• EXERCISE DETAILS
Give back the full listing exactly as it appears below.

== Segment start ==

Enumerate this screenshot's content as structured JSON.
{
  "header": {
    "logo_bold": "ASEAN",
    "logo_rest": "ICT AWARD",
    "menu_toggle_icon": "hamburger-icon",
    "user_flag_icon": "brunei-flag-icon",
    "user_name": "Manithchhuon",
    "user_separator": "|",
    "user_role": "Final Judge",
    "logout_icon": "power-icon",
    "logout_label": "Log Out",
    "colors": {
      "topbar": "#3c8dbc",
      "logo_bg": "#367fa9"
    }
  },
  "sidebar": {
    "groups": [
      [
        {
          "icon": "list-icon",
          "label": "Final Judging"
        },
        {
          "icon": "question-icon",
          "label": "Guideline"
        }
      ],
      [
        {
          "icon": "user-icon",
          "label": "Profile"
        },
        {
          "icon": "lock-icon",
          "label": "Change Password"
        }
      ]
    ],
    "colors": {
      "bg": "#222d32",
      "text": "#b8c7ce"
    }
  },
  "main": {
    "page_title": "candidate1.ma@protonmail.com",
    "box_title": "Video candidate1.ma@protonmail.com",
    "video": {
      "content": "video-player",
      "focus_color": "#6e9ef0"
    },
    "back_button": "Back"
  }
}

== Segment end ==

• EXPECTED ANSWER
Enumerate this screenshot's content as structured JSON.
{
  "header": {
    "logo_bold": "ASEAN",
    "logo_rest": "ICT AWARD",
    "menu_toggle_icon": "hamburger-icon",
    "user_flag_icon": "brunei-flag-icon",
    "user_name": "Manithchhuon",
    "user_separator": "|",
    "user_role": "Final Judge",
    "logout_icon": "power-icon",
    "logout_label": "Log Out",
    "colors": {
      "topbar": "#3c8dbc",
      "logo_bg": "#367fa9"
    }
  },
  "sidebar": {
    "groups": [
      [
        {
          "icon": "list-icon",
          "label": "Final Judging"
        },
        {
          "icon": "question-icon",
          "label": "Guideline"
        }
      ],
      [
        {
          "icon": "user-icon",
          "label": "Profile"
        },
        {
          "icon": "lock-icon",
          "label": "Change Password"
        }
      ]
    ],
    "colors": {
      "bg": "#222d32",
      "text": "#b8c7ce"
    }
  },
  "main": {
    "page_title": "candidate1.ma@protonmail.com",
    "box_title": "Video candidate1.ma@protonmail.com",
    "video": {
      "content": "video-player",
      "focus_color": "#6e9ef0"
    },
    "back_button": "Back"
  }
}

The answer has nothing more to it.